*What you have to do*
Every entry that follows is to be duplicated exactly.

*Material to process*
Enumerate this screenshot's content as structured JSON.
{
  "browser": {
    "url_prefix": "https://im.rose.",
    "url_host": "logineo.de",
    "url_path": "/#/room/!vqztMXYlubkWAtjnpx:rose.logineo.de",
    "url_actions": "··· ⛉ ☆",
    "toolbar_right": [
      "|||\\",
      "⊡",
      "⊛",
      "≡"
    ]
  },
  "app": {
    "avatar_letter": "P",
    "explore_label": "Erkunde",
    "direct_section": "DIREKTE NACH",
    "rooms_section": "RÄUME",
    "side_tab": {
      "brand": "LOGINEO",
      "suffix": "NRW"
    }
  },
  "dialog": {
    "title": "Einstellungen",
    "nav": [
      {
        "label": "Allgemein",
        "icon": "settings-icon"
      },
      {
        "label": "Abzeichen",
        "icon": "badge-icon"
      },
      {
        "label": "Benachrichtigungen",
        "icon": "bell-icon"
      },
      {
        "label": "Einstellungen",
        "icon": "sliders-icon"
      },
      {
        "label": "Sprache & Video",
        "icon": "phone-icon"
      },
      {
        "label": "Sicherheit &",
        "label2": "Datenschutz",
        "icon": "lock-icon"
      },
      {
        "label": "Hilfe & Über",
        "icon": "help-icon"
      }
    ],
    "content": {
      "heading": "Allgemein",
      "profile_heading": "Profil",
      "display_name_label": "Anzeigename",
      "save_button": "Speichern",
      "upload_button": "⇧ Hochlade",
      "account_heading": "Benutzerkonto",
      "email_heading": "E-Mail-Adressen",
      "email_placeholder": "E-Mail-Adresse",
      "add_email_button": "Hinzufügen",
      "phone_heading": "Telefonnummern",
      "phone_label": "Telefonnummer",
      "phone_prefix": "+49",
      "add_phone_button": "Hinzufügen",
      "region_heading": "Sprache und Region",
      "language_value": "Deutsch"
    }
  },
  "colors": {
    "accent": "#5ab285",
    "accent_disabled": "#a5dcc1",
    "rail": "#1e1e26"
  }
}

*Result*
Enumerate this screenshot's content as structured JSON.
{
  "browser": {
    "url_prefix": "https://im.rose.",
    "url_host": "logineo.de",
    "url_path": "/#/room/!vqztMXYlubkWAtjnpx:rose.logineo.de",
    "url_actions": "··· ⛉ ☆",
    "toolbar_right": [
      "|||\\",
      "⊡",
      "⊛",
      "≡"
    ]
  },
  "app": {
    "avatar_letter": "P",
    "explore_label": "Erkunde",
    "direct_section": "DIREKTE NACH",
    "rooms_section": "RÄUME",
    "side_tab": {
      "brand": "LOGINEO",
      "suffix": "NRW"
    }
  },
  "dialog": {
    "title": "Einstellungen",
    "nav": [
      {
        "label": "Allgemein",
        "icon": "settings-icon"
      },
      {
        "label": "Abzeichen",
        "icon": "badge-icon"
      },
      {
        "label": "Benachrichtigungen",
        "icon": "bell-icon"
      },
      {
        "label": "Einstellungen",
        "icon": "sliders-icon"
      },
      {
        "label": "Sprache & Video",
        "icon": "phone-icon"
      },
      {
        "label": "Sicherheit &",
        "label2": "Datenschutz",
        "icon": "lock-icon"
      },
      {
        "label": "Hilfe & Über",
        "icon": "help-icon"
      }
    ],
    "content": {
      "heading": "Allgemein",
      "profile_heading": "Profil",
      "display_name_label": "Anzeigename",
      "save_button": "Speichern",
      "upload_button": "⇧ Hochlade",
      "account_heading": "Benutzerkonto",
      "email_heading": "E-Mail-Adressen",
      "email_placeholder": "E-Mail-Adresse",
      "add_email_button": "Hinzufügen",
      "phone_heading": "Telefonnummern",
      "phone_label": "Telefonnummer",
      "phone_prefix": "+49",
      "add_phone_button": "Hinzufügen",
      "region_heading": "Sprache und Region",
      "language_value": "Deutsch"
    }
  },
  "colors": {
    "accent": "#5ab285",
    "accent_disabled": "#a5dcc1",
    "rail": "#1e1e26"
  }
}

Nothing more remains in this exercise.